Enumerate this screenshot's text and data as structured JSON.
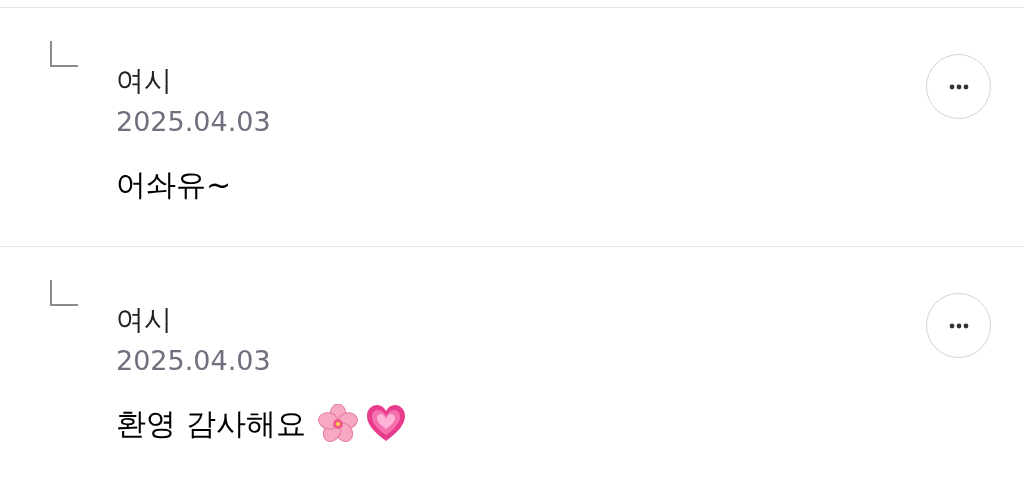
{
  "comments": [
    {
      "author": "여시",
      "date": "2025.04.03",
      "text": "어솨유~"
    },
    {
      "author": "여시",
      "date": "2025.04.03",
      "text": "환영 감사해요",
      "icons": [
        {
          "kind": "blossom"
        },
        {
          "kind": "heart"
        }
      ]
    }
  ]
}
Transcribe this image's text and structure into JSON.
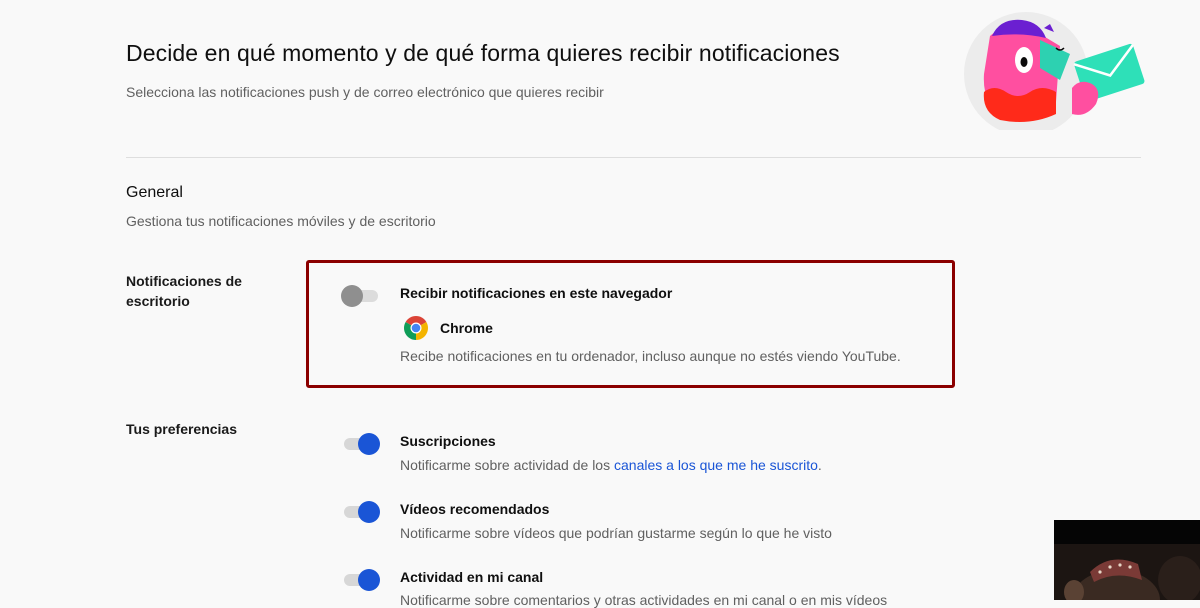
{
  "header": {
    "title": "Decide en qué momento y de qué forma quieres recibir notificaciones",
    "subtitle": "Selecciona las notificaciones push y de correo electrónico que quieres recibir"
  },
  "general": {
    "title": "General",
    "subtitle": "Gestiona tus notificaciones móviles y de escritorio",
    "desktop_label": "Notificaciones de escritorio",
    "desktop_toggle_title": "Recibir notificaciones en este navegador",
    "browser_name": "Chrome",
    "desktop_desc": "Recibe notificaciones en tu ordenador, incluso aunque no estés viendo YouTube."
  },
  "preferences": {
    "label": "Tus preferencias",
    "items": [
      {
        "title": "Suscripciones",
        "desc_prefix": "Notificarme sobre actividad de los ",
        "desc_link": "canales a los que me he suscrito",
        "desc_suffix": "."
      },
      {
        "title": "Vídeos recomendados",
        "desc": "Notificarme sobre vídeos que podrían gustarme según lo que he visto"
      },
      {
        "title": "Actividad en mi canal",
        "desc": "Notificarme sobre comentarios y otras actividades en mi canal o en mis vídeos"
      }
    ]
  },
  "colors": {
    "accent": "#1a55d6",
    "highlight_border": "#8b0000",
    "toggle_off": "#8f8f8f"
  }
}
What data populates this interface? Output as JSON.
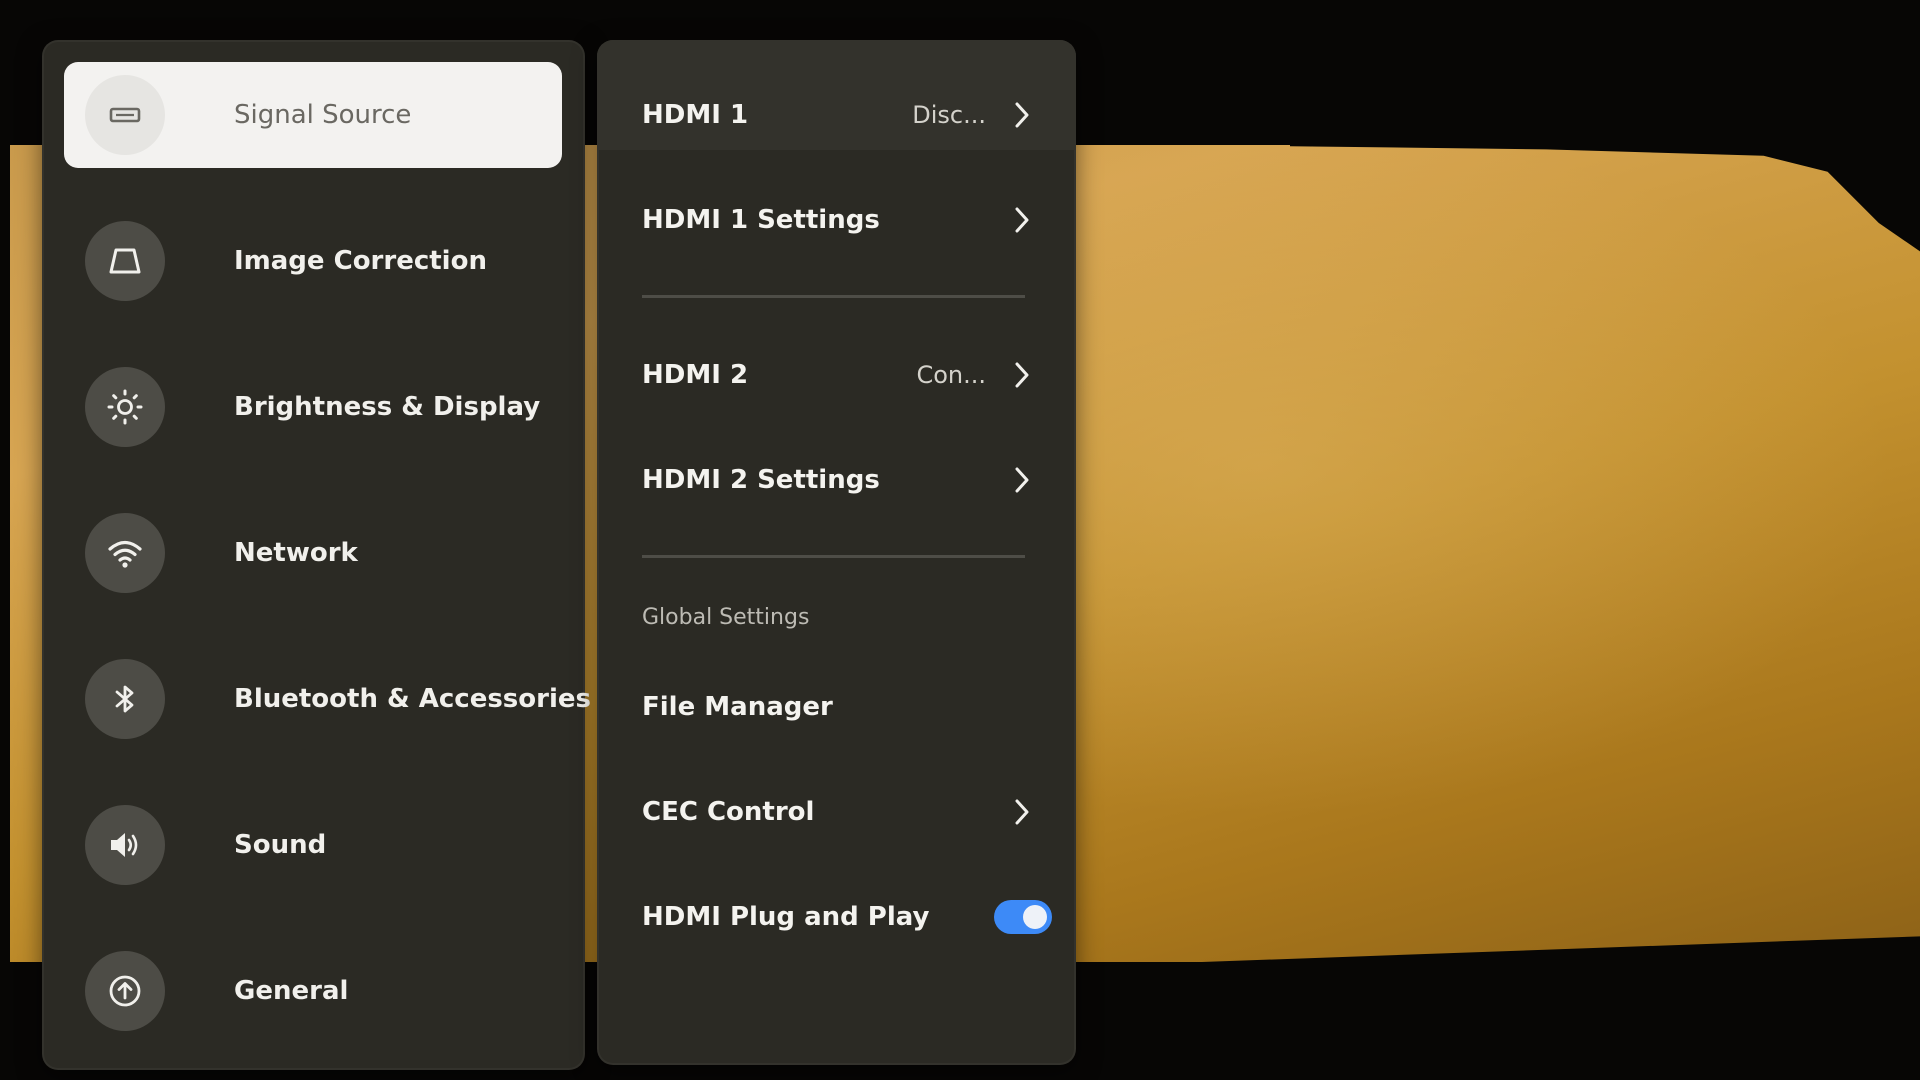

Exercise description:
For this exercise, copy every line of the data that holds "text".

Response box:
Enumerate this screenshot's text and data as structured JSON.
      "text": "어솨유~"
      "text": "환영 감사해요",
Transcribe this image's text and structure into JSON.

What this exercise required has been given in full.